My question: Does this apply the the distance/time for each run OR the total distance you run in a week?
I'd always taken this to mean 10% total distance per week rather than for each individual run.
So if you did 3x 5 mile runs in one week (i.e. 15 miles total), you could extend one of the runs to 6.5 miles the week after whilst keeping the other two at 5 miles, or you could increase all three runs to 5.5 miles
Yes, I'm pretty sure it's distance. Increase it by 10% in total each week, but take a rest week every third or fourth week where you run a lot less miles. Then the following week, just add on 10% of your previous highest.
The 10% rule is one of those things of which nobody has yet pointed me to the source. It arises out of experience as far as I understand, and is not tightly formulated. Personally I apply it to each run, which has the benefit of ensuring that I don't go over the 10% each week. Therefore I would never be able to do what stutyr suggests. I don't think the example is actually bad, but at more extreme positions than 15 mpw, it would need to be tempered.
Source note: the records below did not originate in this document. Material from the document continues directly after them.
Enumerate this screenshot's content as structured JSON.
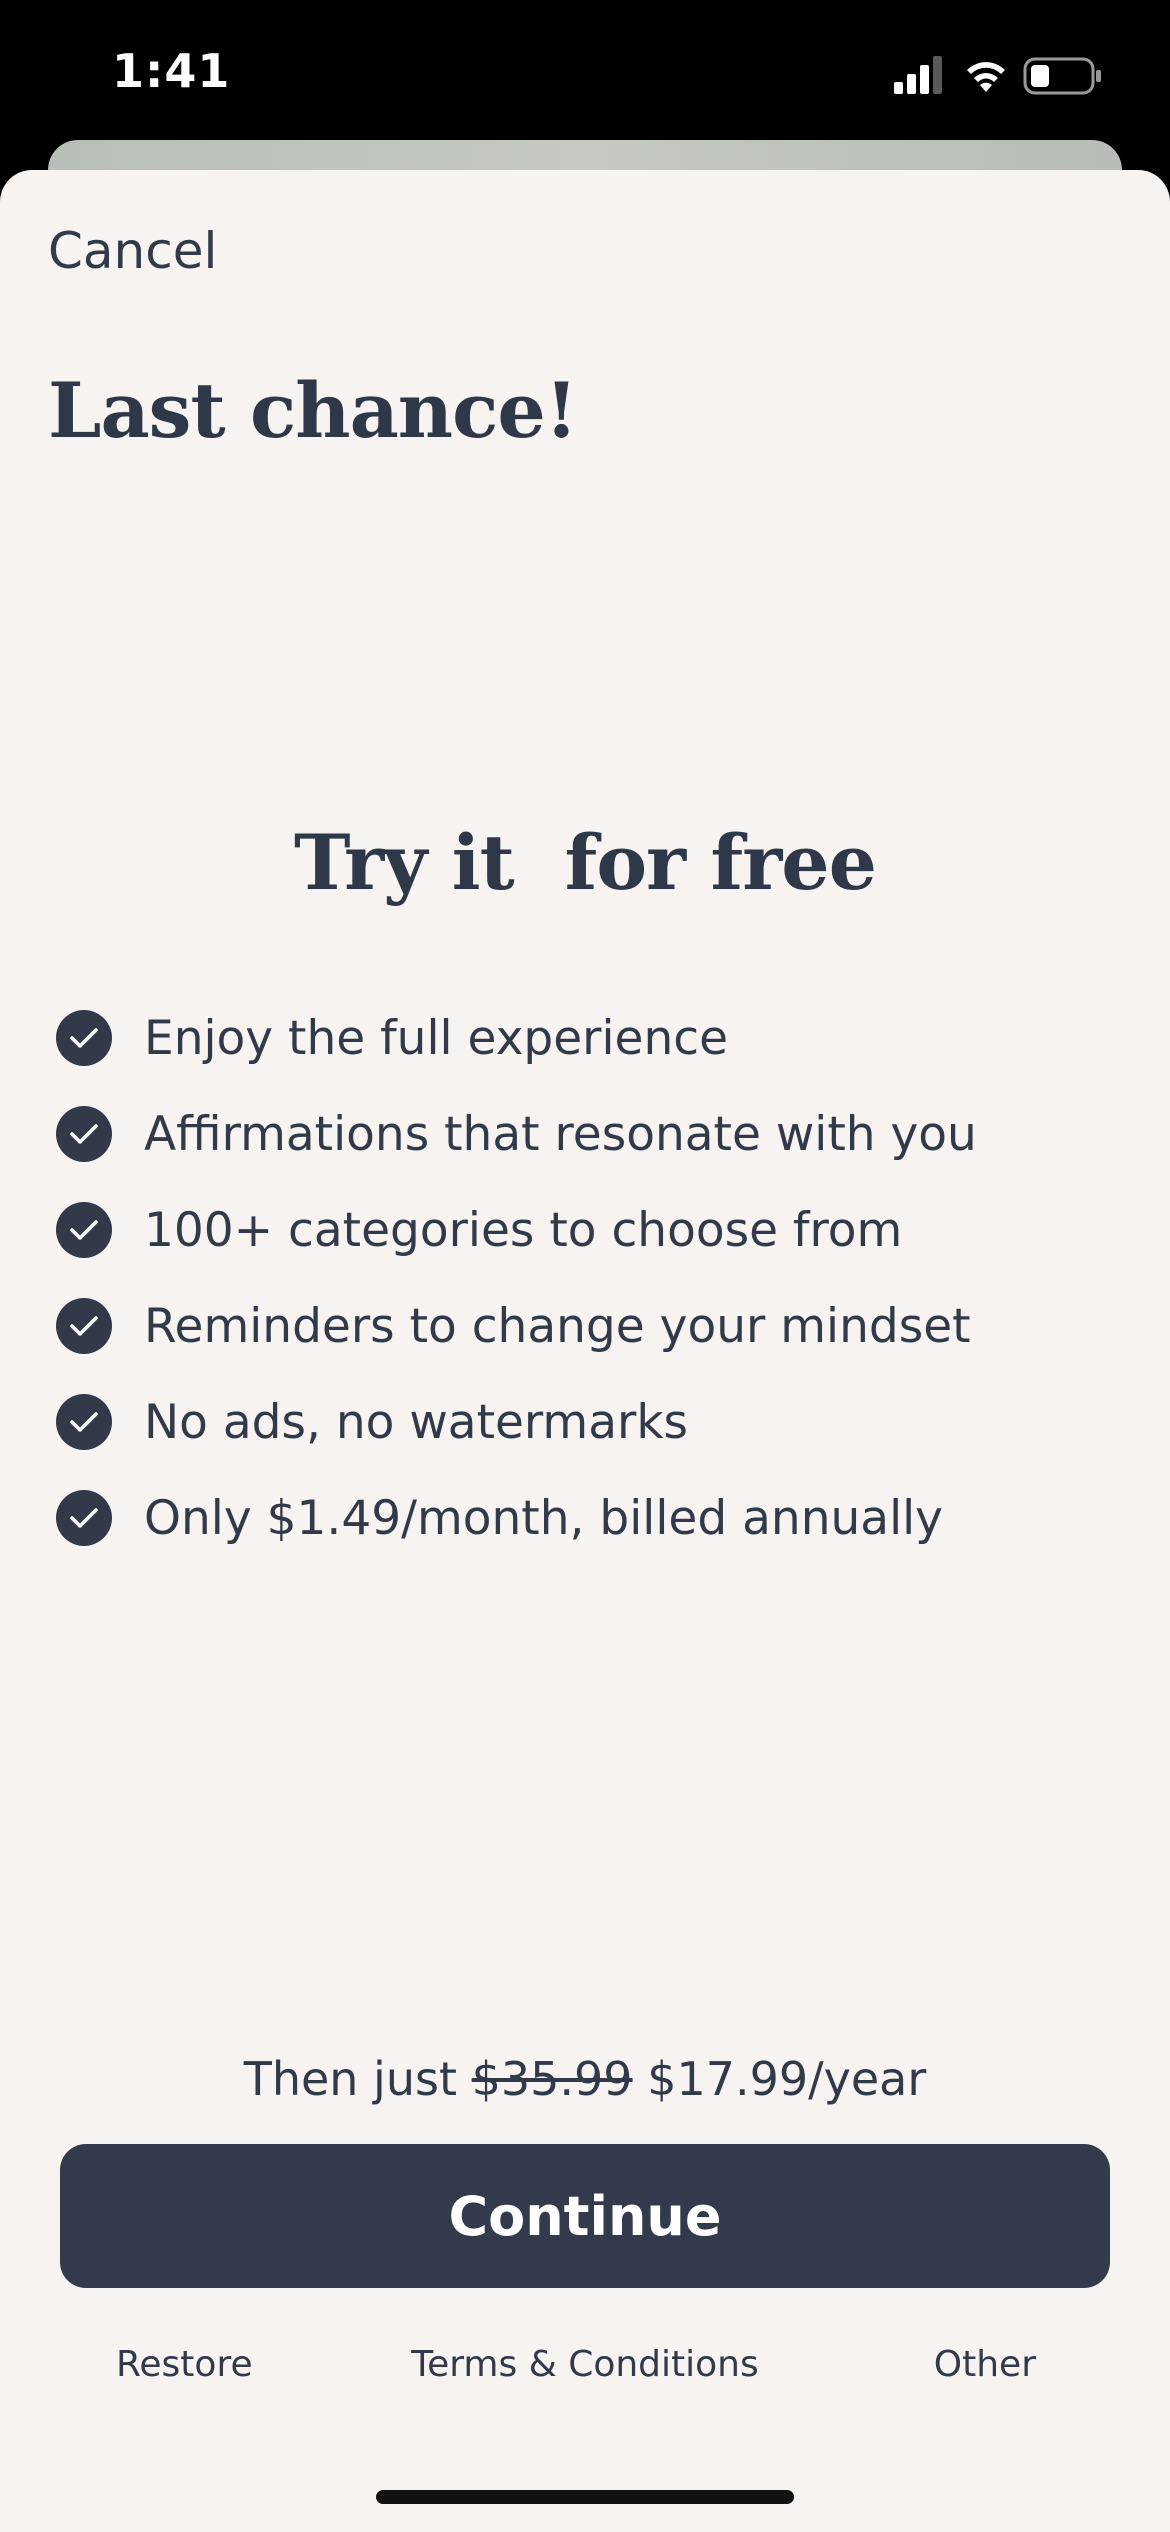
{
  "status_bar": {
    "time": "1:41",
    "icons": [
      "cellular-signal-icon",
      "wifi-icon",
      "battery-icon"
    ]
  },
  "header": {
    "cancel_label": "Cancel",
    "title": "Last chance!"
  },
  "offer": {
    "subtitle": "Try it  for free",
    "features": [
      "Enjoy the full experience",
      "Affirmations that resonate with you",
      "100+ categories to choose from",
      "Reminders to change your mindset",
      "No ads, no watermarks",
      "Only $1.49/month, billed annually"
    ],
    "feature_icon": "check-circle-icon"
  },
  "pricing": {
    "prefix": "Then just ",
    "old_price": "$35.99",
    "new_price": " $17.99/year"
  },
  "cta": {
    "continue_label": "Continue"
  },
  "footer": {
    "restore_label": "Restore",
    "terms_label": "Terms & Conditions",
    "other_label": "Other"
  },
  "colors": {
    "sheet_background": "#f6f3f1",
    "primary_dark": "#323a4b",
    "text": "#323a4a"
  }
}
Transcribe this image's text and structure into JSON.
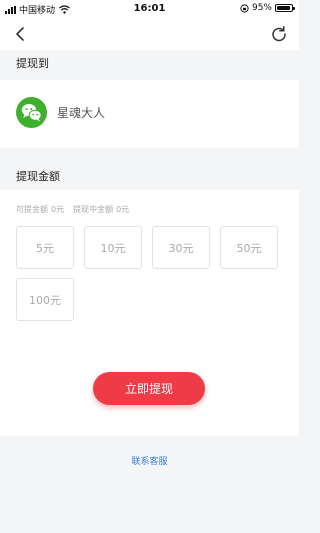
{
  "status_bar": {
    "carrier": "中国移动",
    "time": "16:01",
    "battery": "95%",
    "battery_level": 0.95
  },
  "nav": {
    "back_icon": "chevron-left-icon",
    "refresh_icon": "refresh-icon"
  },
  "withdraw_to": {
    "header": "提现到",
    "account_icon": "wechat-icon",
    "account_name": "星魂大人"
  },
  "withdraw_amount": {
    "header": "提现金额",
    "available_label": "可提金额",
    "available_value": "0元",
    "pending_label": "提现中金额",
    "pending_value": "0元",
    "options": [
      "5元",
      "10元",
      "30元",
      "50元",
      "100元"
    ],
    "submit_label": "立即提现"
  },
  "footer": {
    "contact_label": "联系客服"
  },
  "colors": {
    "accent_red": "#ee3b45",
    "wechat_green": "#3db12e",
    "link_blue": "#3a7bd5"
  }
}
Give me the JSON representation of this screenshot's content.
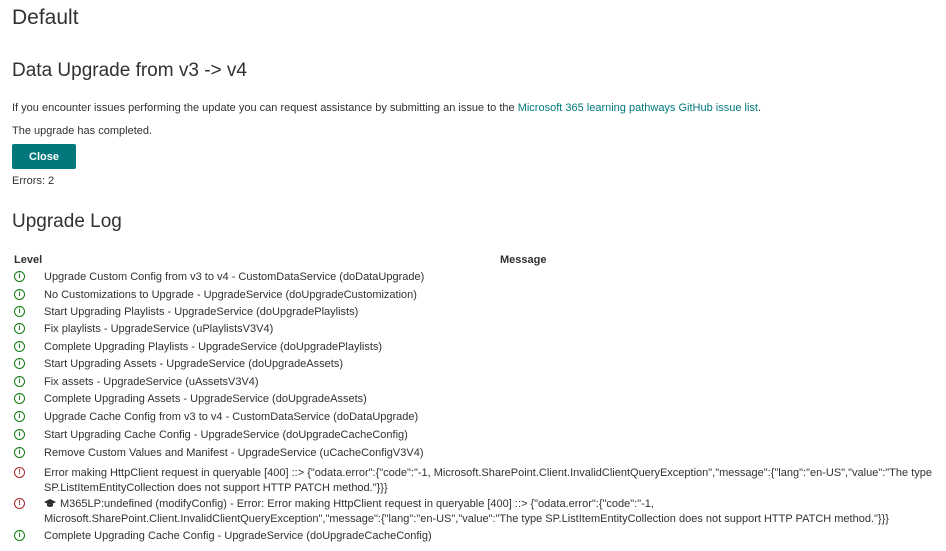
{
  "page": {
    "title": "Default"
  },
  "upgrade": {
    "heading": "Data Upgrade from v3 -> v4",
    "intro_text": "If you encounter issues performing the update you can request assistance by submitting an issue to the ",
    "intro_link": "Microsoft 365 learning pathways GitHub issue list",
    "intro_end": ".",
    "status": "The upgrade has completed.",
    "close_label": "Close",
    "errors": "Errors: 2"
  },
  "log": {
    "heading": "Upgrade Log",
    "col_level": "Level",
    "col_message": "Message",
    "rows": [
      {
        "level": "info",
        "icon": "info-circle-icon",
        "message": "Upgrade Custom Config from v3 to v4 - CustomDataService (doDataUpgrade)"
      },
      {
        "level": "info",
        "icon": "info-circle-icon",
        "message": "No Customizations to Upgrade - UpgradeService (doUpgradeCustomization)"
      },
      {
        "level": "info",
        "icon": "info-circle-icon",
        "message": "Start Upgrading Playlists - UpgradeService (doUpgradePlaylists)"
      },
      {
        "level": "info",
        "icon": "info-circle-icon",
        "message": "Fix playlists - UpgradeService (uPlaylistsV3V4)"
      },
      {
        "level": "info",
        "icon": "info-circle-icon",
        "message": "Complete Upgrading Playlists - UpgradeService (doUpgradePlaylists)"
      },
      {
        "level": "info",
        "icon": "info-circle-icon",
        "message": "Start Upgrading Assets - UpgradeService (doUpgradeAssets)"
      },
      {
        "level": "info",
        "icon": "info-circle-icon",
        "message": "Fix assets - UpgradeService (uAssetsV3V4)"
      },
      {
        "level": "info",
        "icon": "info-circle-icon",
        "message": "Complete Upgrading Assets - UpgradeService (doUpgradeAssets)"
      },
      {
        "level": "info",
        "icon": "info-circle-icon",
        "message": "Upgrade Cache Config from v3 to v4 - CustomDataService (doDataUpgrade)"
      },
      {
        "level": "info",
        "icon": "info-circle-icon",
        "message": "Start Upgrading Cache Config - UpgradeService (doUpgradeCacheConfig)"
      },
      {
        "level": "info",
        "icon": "info-circle-icon",
        "message": "Remove Custom Values and Manifest - UpgradeService (uCacheConfigV3V4)"
      },
      {
        "level": "error",
        "icon": "error-circle-icon",
        "message": "Error making HttpClient request in queryable [400] ::> {\"odata.error\":{\"code\":\"-1, Microsoft.SharePoint.Client.InvalidClientQueryException\",\"message\":{\"lang\":\"en-US\",\"value\":\"The type SP.ListItemEntityCollection does not support HTTP PATCH method.\"}}}"
      },
      {
        "level": "error",
        "icon": "error-circle-icon",
        "message": "M365LP:undefined (modifyConfig) - Error: Error making HttpClient request in queryable [400] ::> {\"odata.error\":{\"code\":\"-1, Microsoft.SharePoint.Client.InvalidClientQueryException\",\"message\":{\"lang\":\"en-US\",\"value\":\"The type SP.ListItemEntityCollection does not support HTTP PATCH method.\"}}}"
      },
      {
        "level": "info",
        "icon": "info-circle-icon",
        "message": "Complete Upgrading Cache Config - UpgradeService (doUpgradeCacheConfig)"
      }
    ]
  },
  "colors": {
    "accent": "#03787c",
    "info": "#107c10",
    "error": "#a4262c",
    "text": "#323130"
  }
}
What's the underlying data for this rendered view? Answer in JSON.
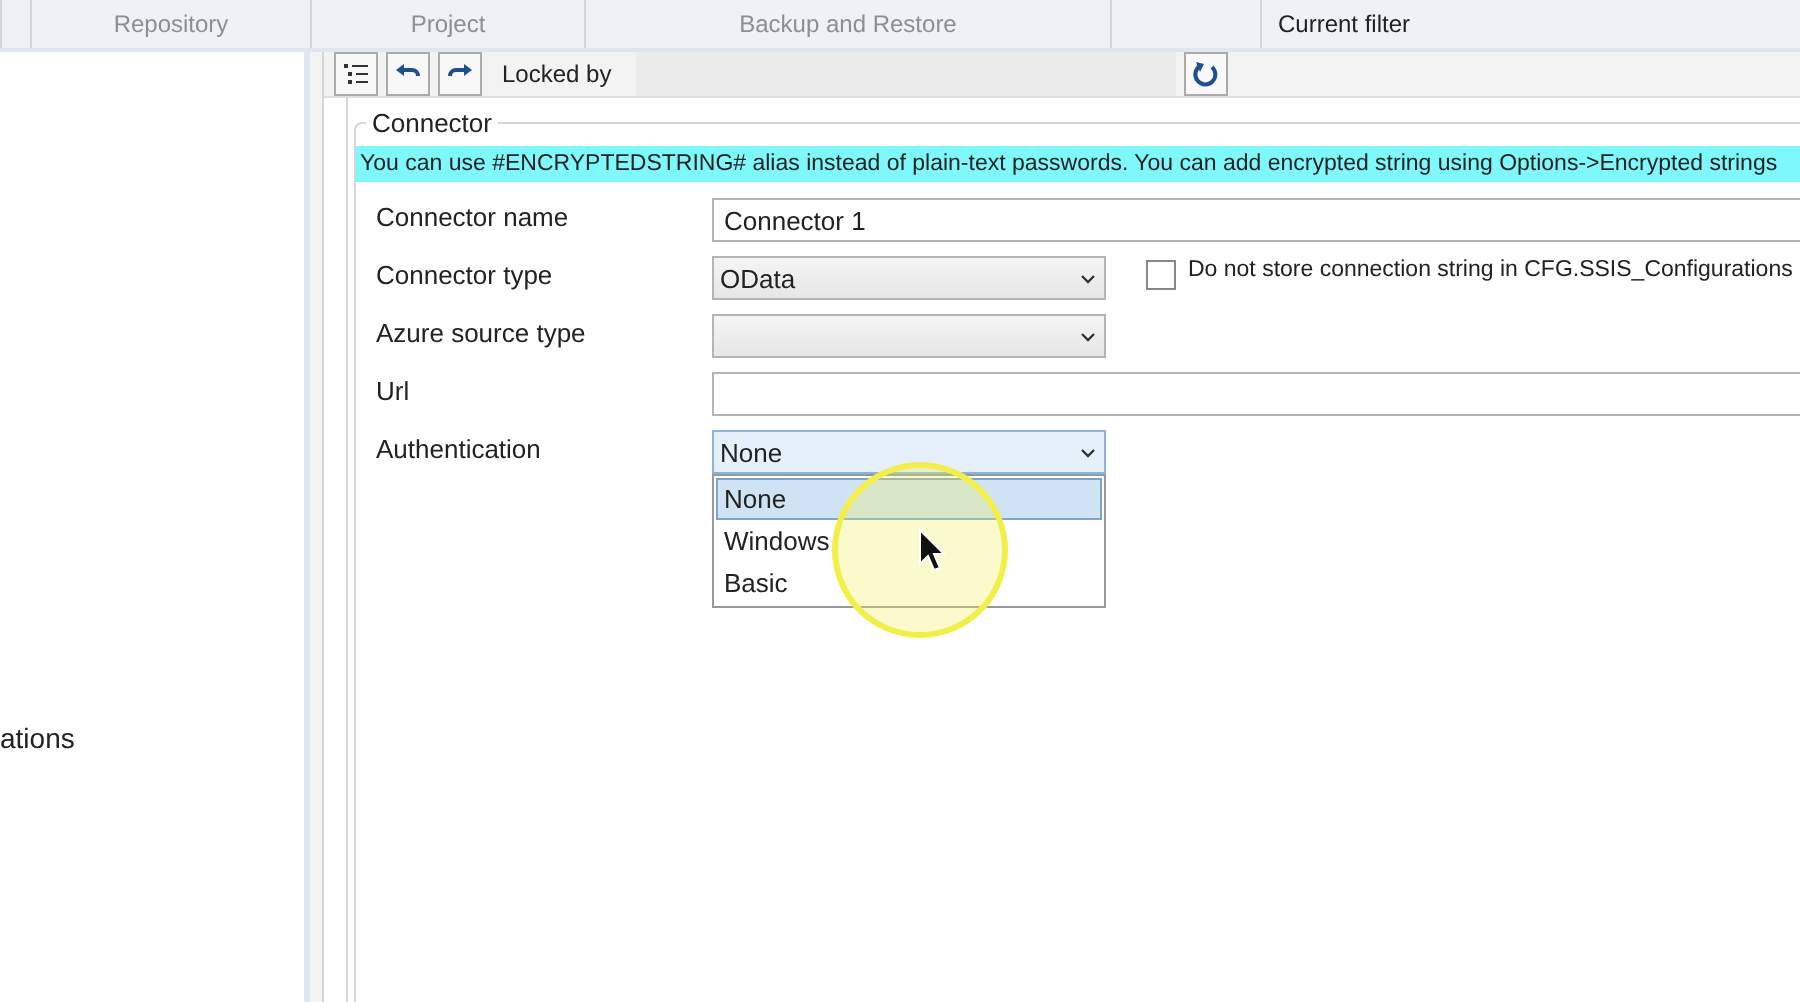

If you were up at 80mpw, progressing towards 100mpw, adding 8 miles onto one run might be counterproductive and stressful. Like I say, it would be tempered - you wouldn't actually consider doing that.
I also know from my own experience that adding just one mile onto a long run (over ten miles) can be fatiguing and stressful. In previous marathon training I've got up to 15 miles and then started adding half miles just to be sure I'm not overdoing it. One mile would probably be (and has been) fine. Moving straight up to 16.5 has felt like a step too far!
Whilst you're starting experimenting with what works for you, 10% is a good guideline to bear in mind. Sure, I think if you're regularly running, short to middle distances, you can add more than 10% per run safely if you stick within the 10% per week. As you go longer you'll see what works for you.